7 SEPTEMBER 1907, Page 15


rTo THE EDITOR OF THE "SPECTATOR.-1 SIR,—Mr. Willett's dream is delightful. Few dreams improve our health, give us holidays, and reduce the National Debt. To convert such a dream into reality demands the voluntary action of the people,—not an Act of Parliament. Do we really want to be rid of our evenings indoors ? Are they not often (especially in our changeable climate) the most pleasant part of the day ? Has Mr. Willett really done much more than embroider with illustrations and statistics the tolerably well-known adage that connects a man's early rising and retiring with the state of his health, wealth, and wisdom ? He certainly goes one step farther, for he proposes to put us to bed and get us up by Act of Parliament. Personally, I like to choose my own time for these operations, and I do not desire to deprive others of the same privilege. There is one fact which the reader of Mr. Willett's scheme must lay bard hold upon, or the persuasive schemer will wile it front his mind. A man who wants his extra sunshine, and his extra health, and his proportion of advantage in the reduction of the National Debt can have them, as things are, without troubling either Parliament or a watchmaker. He can by getting up in the morning have the purest and best part of the day for his healthy recreations, and so better fit himself for the performance of his day's work. I dislike and suspect the half-implied, though unexpressed, idea underlying Mr. Willett's advice,—to get through the day's work in order to reach its sports.
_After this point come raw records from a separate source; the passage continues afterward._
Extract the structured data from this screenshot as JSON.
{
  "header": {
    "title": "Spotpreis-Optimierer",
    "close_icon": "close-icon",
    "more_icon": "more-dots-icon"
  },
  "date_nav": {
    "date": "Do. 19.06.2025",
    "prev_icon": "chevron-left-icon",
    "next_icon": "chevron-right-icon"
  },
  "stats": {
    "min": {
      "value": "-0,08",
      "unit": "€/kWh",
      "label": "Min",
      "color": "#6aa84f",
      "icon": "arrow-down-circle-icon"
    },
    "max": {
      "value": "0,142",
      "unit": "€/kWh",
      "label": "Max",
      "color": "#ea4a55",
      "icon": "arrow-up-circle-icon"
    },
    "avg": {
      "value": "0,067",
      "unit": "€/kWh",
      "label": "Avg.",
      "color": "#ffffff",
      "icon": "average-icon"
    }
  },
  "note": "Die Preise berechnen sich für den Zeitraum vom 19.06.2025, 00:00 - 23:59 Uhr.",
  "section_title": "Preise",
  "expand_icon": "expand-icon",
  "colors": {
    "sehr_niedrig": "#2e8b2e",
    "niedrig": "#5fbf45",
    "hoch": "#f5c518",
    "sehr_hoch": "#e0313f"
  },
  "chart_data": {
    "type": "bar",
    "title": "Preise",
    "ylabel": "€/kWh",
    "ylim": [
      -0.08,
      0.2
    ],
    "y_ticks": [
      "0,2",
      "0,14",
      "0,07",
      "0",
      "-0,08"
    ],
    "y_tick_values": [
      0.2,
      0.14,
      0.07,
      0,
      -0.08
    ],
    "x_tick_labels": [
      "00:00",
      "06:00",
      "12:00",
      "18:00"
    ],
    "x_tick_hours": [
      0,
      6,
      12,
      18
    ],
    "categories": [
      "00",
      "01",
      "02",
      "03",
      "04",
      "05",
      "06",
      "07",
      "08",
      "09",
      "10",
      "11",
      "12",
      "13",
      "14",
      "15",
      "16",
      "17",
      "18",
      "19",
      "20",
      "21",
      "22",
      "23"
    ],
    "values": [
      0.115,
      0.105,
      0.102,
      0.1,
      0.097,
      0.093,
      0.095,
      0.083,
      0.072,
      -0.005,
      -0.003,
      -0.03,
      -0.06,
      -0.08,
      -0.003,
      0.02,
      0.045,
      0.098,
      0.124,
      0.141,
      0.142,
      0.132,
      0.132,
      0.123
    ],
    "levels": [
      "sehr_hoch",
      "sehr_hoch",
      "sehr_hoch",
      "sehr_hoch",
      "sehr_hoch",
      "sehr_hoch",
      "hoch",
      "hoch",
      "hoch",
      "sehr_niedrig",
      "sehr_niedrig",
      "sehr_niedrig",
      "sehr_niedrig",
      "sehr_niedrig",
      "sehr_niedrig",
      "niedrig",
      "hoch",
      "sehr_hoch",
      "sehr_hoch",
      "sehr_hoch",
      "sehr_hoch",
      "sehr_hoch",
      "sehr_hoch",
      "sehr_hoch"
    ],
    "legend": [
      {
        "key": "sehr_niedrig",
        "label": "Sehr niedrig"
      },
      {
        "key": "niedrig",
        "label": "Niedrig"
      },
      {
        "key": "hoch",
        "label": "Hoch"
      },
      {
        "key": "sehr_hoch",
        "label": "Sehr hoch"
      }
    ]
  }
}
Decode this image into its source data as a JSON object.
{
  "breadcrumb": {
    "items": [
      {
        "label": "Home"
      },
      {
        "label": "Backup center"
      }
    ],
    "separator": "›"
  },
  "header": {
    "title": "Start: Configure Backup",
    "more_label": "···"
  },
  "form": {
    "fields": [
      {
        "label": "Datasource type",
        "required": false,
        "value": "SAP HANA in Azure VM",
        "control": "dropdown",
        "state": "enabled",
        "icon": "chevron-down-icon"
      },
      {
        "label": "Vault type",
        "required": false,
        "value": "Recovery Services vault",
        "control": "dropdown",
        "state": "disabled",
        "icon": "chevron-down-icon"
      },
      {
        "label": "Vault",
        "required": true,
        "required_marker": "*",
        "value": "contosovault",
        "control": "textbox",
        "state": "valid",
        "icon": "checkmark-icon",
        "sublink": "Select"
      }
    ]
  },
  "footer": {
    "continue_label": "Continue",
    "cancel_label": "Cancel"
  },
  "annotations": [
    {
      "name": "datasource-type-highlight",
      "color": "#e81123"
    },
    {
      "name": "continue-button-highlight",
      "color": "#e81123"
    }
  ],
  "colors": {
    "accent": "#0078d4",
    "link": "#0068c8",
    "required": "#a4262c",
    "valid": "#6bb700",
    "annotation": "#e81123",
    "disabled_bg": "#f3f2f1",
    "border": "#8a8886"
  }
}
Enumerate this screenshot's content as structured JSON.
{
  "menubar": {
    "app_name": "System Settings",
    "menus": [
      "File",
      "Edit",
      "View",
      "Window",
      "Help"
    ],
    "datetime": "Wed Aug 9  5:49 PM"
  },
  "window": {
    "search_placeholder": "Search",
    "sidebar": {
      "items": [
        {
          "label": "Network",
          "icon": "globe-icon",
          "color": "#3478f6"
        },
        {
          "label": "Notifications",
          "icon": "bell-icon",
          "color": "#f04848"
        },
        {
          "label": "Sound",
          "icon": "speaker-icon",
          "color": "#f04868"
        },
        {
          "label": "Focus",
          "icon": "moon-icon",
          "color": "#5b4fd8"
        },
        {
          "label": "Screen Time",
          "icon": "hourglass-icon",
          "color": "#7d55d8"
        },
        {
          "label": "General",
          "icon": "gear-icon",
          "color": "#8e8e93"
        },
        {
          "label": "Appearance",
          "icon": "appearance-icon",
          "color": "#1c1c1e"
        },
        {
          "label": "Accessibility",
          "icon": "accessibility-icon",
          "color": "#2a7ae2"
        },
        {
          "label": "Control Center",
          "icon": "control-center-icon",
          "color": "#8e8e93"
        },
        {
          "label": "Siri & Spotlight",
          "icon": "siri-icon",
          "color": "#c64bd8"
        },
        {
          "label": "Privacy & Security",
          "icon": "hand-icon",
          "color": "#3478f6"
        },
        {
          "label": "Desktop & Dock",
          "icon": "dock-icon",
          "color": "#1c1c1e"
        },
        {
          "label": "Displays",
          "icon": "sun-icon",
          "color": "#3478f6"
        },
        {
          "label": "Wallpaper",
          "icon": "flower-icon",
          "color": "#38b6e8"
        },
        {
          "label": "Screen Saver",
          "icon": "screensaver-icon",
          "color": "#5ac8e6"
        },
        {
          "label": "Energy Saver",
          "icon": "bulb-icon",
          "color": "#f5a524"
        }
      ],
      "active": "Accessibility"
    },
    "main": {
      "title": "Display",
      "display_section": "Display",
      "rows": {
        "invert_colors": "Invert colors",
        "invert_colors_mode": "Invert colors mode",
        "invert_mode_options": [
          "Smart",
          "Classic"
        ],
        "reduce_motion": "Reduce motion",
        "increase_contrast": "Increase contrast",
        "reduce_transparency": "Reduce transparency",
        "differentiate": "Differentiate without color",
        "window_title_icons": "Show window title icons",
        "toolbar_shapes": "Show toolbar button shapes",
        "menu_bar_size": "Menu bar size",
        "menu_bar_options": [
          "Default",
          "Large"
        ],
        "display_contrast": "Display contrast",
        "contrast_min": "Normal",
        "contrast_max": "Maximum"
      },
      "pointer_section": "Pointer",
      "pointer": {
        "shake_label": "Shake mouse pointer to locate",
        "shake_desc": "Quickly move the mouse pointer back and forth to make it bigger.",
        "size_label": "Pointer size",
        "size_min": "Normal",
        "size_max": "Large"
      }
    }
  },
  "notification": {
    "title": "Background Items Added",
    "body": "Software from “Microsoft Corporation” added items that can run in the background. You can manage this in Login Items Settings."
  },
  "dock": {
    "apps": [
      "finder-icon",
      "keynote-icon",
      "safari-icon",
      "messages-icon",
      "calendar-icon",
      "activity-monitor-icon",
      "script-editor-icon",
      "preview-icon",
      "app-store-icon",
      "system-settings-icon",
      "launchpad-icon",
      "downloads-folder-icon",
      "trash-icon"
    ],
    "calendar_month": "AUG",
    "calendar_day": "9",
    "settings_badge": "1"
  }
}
We have gone, and are going, far enough in that direction already. The serious object of a thinking man (and of a think ing nation) should be by relaxation to prepare for work. Could not the National Debt reduction, and the health increase, and all the other advantages which Mr. Willett so attractively displays in the front window of his scheme be urged on paper by the advocates of total abstinence, vege- tarianism, and the simple life in any of its manifold forms ? And with just as much and little reason and chance of public acceptance ? All the good things Mr. Willett describes we have 'already. His proposal is merely to make us swallow them by Act of Parliament, and, moreover, to swallow them at annually adjusted and readjusted statutory hours. This the people do not desire and will not submit to.—I am, Sir,